The records that follow are to be repeated exactly, with the pictures removed.

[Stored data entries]
====

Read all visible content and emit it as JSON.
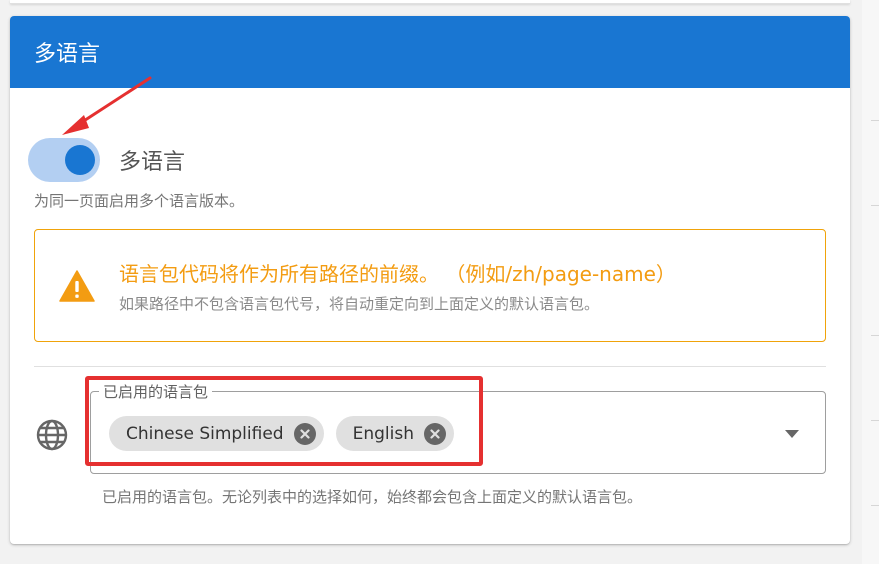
{
  "card": {
    "title": "多语言"
  },
  "multilang": {
    "toggle_label": "多语言",
    "enabled": true,
    "hint": "为同一页面启用多个语言版本。"
  },
  "alert": {
    "icon": "warning-icon",
    "title": "语言包代码将作为所有路径的前缀。 （例如/zh/page-name）",
    "subtitle": "如果路径中不包含语言包代号，将自动重定向到上面定义的默认语言包。"
  },
  "enabled_packs": {
    "icon": "globe-icon",
    "label": "已启用的语言包",
    "chips": [
      {
        "label": "Chinese Simplified"
      },
      {
        "label": "English"
      }
    ],
    "hint": "已启用的语言包。无论列表中的选择如何，始终都会包含上面定义的默认语言包。"
  },
  "colors": {
    "header": "#1976d2",
    "accent": "#1976d2",
    "warning": "#f39c12",
    "annotation": "#e53030"
  }
}
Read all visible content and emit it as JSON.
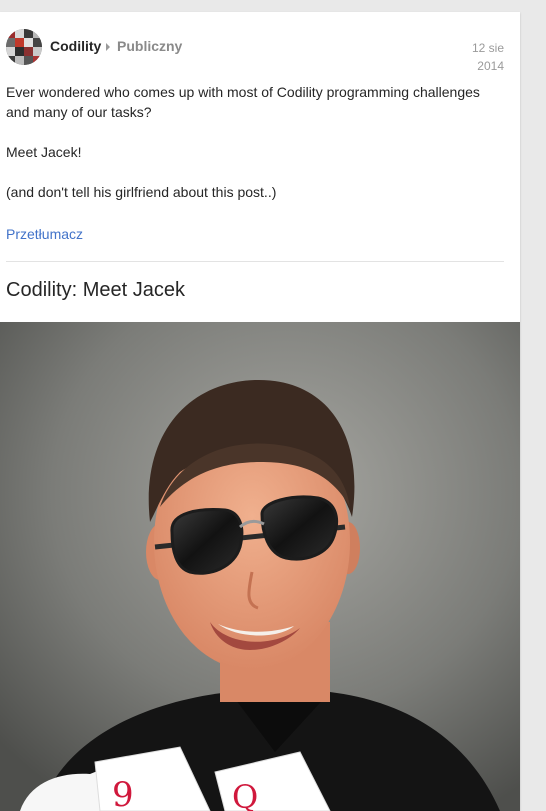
{
  "post": {
    "author": "Codility",
    "visibility": "Publiczny",
    "date_line1": "12 sie",
    "date_line2": "2014",
    "paragraphs": [
      "Ever wondered who comes up with most of Codility programming challenges and many of our tasks?",
      "Meet Jacek!",
      "(and don't tell his girlfriend about this post..)"
    ],
    "translate_label": "Przetłumacz",
    "link_title": "Codility: Meet Jacek"
  },
  "colors": {
    "link": "#4273c9",
    "text": "#262626",
    "muted": "#8a8a8a"
  },
  "icons": {
    "visibility_arrow": "caret-right-icon"
  }
}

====

◆ Exercise solution
Read all visible content and emit it as JSON.
{
  "card": {
    "title": "多语言"
  },
  "multilang": {
    "toggle_label": "多语言",
    "enabled": true,
    "hint": "为同一页面启用多个语言版本。"
  },
  "alert": {
    "icon": "warning-icon",
    "title": "语言包代码将作为所有路径的前缀。 （例如/zh/page-name）",
    "subtitle": "如果路径中不包含语言包代号，将自动重定向到上面定义的默认语言包。"
  },
  "enabled_packs": {
    "icon": "globe-icon",
    "label": "已启用的语言包",
    "chips": [
      {
        "label": "Chinese Simplified"
      },
      {
        "label": "English"
      }
    ],
    "hint": "已启用的语言包。无论列表中的选择如何，始终都会包含上面定义的默认语言包。"
  },
  "colors": {
    "header": "#1976d2",
    "accent": "#1976d2",
    "warning": "#f39c12",
    "annotation": "#e53030"
  }
}
Read all visible content and emit it as JSON.
{
  "post": {
    "author": "Codility",
    "visibility": "Publiczny",
    "date_line1": "12 sie",
    "date_line2": "2014",
    "paragraphs": [
      "Ever wondered who comes up with most of Codility programming challenges and many of our tasks?",
      "Meet Jacek!",
      "(and don't tell his girlfriend about this post..)"
    ],
    "translate_label": "Przetłumacz",
    "link_title": "Codility: Meet Jacek"
  },
  "colors": {
    "link": "#4273c9",
    "text": "#262626",
    "muted": "#8a8a8a"
  },
  "icons": {
    "visibility_arrow": "caret-right-icon"
  }
}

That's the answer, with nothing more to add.